Most bikes have a 48/32 chainring and 11-32 cassette whilst top end versions come with a single 42T chainring and 11-40t cassette – again aligning it closer to off-road duties by cutting down on maintenance.
Unlike the Roubaix and Ruby, and in a similar fashion to the new Tarmac range, the Diverge frame is designed not to be gender-specific. Instead, women’s versions come with narrower handlebars, women’s saddle, shorter cranks and stems.
For those after a mixed terrain bike that’s more appropriately designed for touring, there’s the Specialized Sequoia (review here) with plenty of capacity for bike packing equipment, whilst the Specialized AWOL comes with mounts and racks just as suited to city rides as long distance adventures.
Models start from £850 for an aluminium frame with Shimano Claris, and got up to £8,750 for the Dura Ace model.
Specialized Crux: the cyclocross racer
The Specialized Crux is a fully fledged cyclocross race bike. It’s a brightly coloured rig set up for one-hour threshold+ efforts, and the Crux features disc brakes throughout and 33c tyres and lacks mounts for bottles or mudguards.
Specialized Crux reviews
- Specialized Crux: 2018 update
- Specialized Crux Expert X1 review
- Specialized Crux Elite Carbon review
All models feature a single chainring, with wide ratio rear cassettes – ideal for ‘cross as maintenance is lower and mud build-up becomes less of an issue.
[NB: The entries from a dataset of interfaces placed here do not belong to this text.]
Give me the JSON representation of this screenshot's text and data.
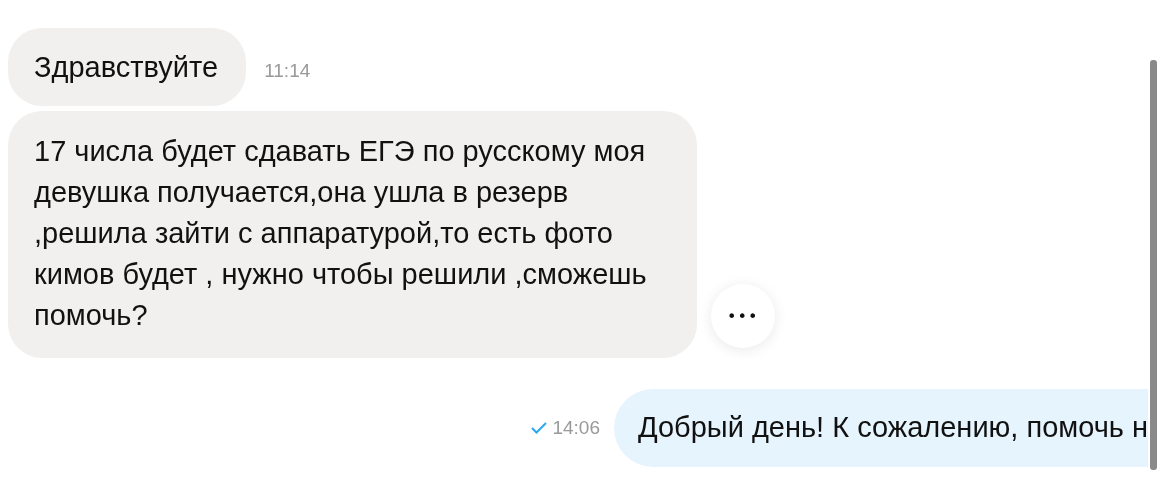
{
  "messages": [
    {
      "kind": "incoming",
      "text": "Здравствуйте",
      "time": "11:14"
    },
    {
      "kind": "incoming",
      "text": "17 числа будет сдавать ЕГЭ по русскому моя\nдевушка получается,она ушла в резерв\n,решила зайти с аппаратурой,то есть фото\nкимов будет , нужно чтобы решили ,сможешь\nпомочь?",
      "more_button": "•••"
    },
    {
      "kind": "outgoing",
      "text": "Добрый день! К сожалению, помочь н",
      "time": "14:06",
      "read": true
    }
  ]
}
Rider First engineering means the lay up is adjusted to suit the requirements of average rider weight at each size whilst the bridgeless rear stay remains, aiding mud clearance.